Soaker hoses are available in a range of diameters and lengths, from ¼-inch (these usually are a part of a drip irrigation system and might be cut to length) to ¾-inch (these are the large black hoses you regularly see in garden centers). The larger hoses may be tough to handle as they’re not very flexible. Use garden stakes to hold them in place and allow them to lie in the sun for a short time to “soften up” before laying them in the garden.
Soaker hoses are best for relatively level sites and shorter lengths (although ¼ soaker hose will be effective for up to about one hundred feet). If you’re using a large diameter soaker hose you’ll like good water pressure to make sure that water seeps out along the whole length of the hose.
Coil Garden Hose
A coiled hose is built into a tight spiral that pulls together when not in use and can be pulled out for use (some to an almost straight length of hose).
They generally come in shorter lengths (15-foot and 25-foot lengths are most common, although some companies make longer ones) and a ½-inch or smaller diameter (resulting in lower water flow and pressure compared to a typical garden hose).
Because of the coils, these hoses tend not to stretch out to the full length. For example, a 25-foot hose may only extend 15 to 20 feet so take that into consideration when buying one.
And storage may be a bit tricky; coiled hoses can’t be stored on a hose reel, and can quickly tangle if placed in a very large pot or storage bin. There are wall-mounted and stand-up hangers made for coiled hose storage but I’ve found that the coils get caught on the hanger.
Coiled hoses are best for hand watering and use in smaller areas, like a patio or balcony, where the hose is often stored out of the way.
Drinking-Water Safe Hose
If you or your pets are going to be drinking from the hose or if you’re using it to fill a pool that will be used by kids, confirm that your garden hose doesn’t leach harmful chemicals.
Most garden hoses are made with materials like plasticizers that give the hose flexibility but also contain chemicals, like BPA, lead, and phthalates that find their way into the water in the hose. While these chemicals don’t harm your plants, they are toxic to humans.
Look for hoses labeled “drinking water safe” or at least “lead-free” – you’ll often find them sold for recreational use, such as for use in boats and RVs These hoses are created with non-toxic, FDA-approved inner cores that don’t leach harmful chemicals.
And let the water run through the hose until it’s cold before watering your vegetables or other edibles (chemicals leach from the hose and concentrate in the water as it heats up inside a hose that’s been left in the sun).
Flat garden hoses are almost like a fireman’s hose; they’re round once filled with water, however, flatten down when empty.
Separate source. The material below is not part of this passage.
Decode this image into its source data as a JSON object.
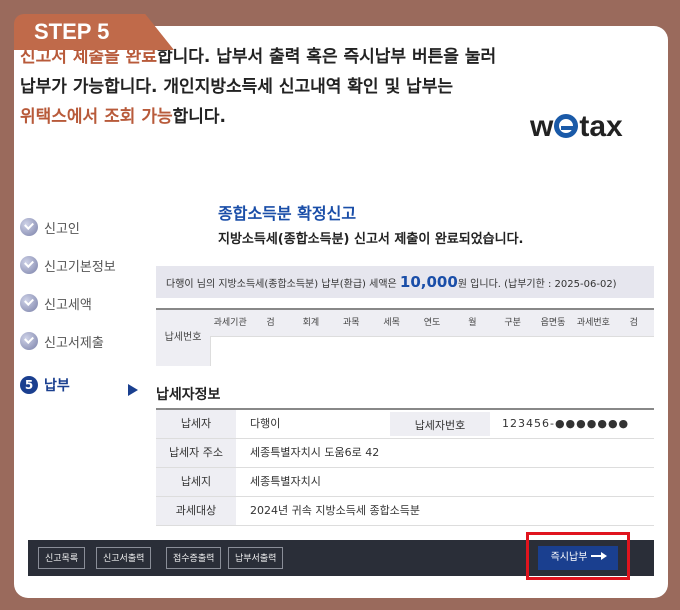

They’re typically light-weight, easy to roll up (they’re self-draining) and take less space for storing than a standard hose, however, it may be tough to store without a hose reel.
Some flat hoses are sold with a hose reel but for ones that aren’t, make sure they’re going to fit together with your existing reel (or the one you’re considering buying).
flat hoses are very flexible (so that they’ll flatten out), they’re usually made from vinyl, puncture, and kink additional simply and have a lower burst pressure, They, in addition, don’t work okay once pulled around corners. Plus, you’ve got to unroll the entire hose before turning on the water.
Flat garden hoses are best to use once storage space is can be a problem, therefore the hose will be used in a straight line over a surface without several snags.
In general, these don’t seem to be the most effective choice for frequent use within the garden and there are none that we have a tendency to recommend for that purpose.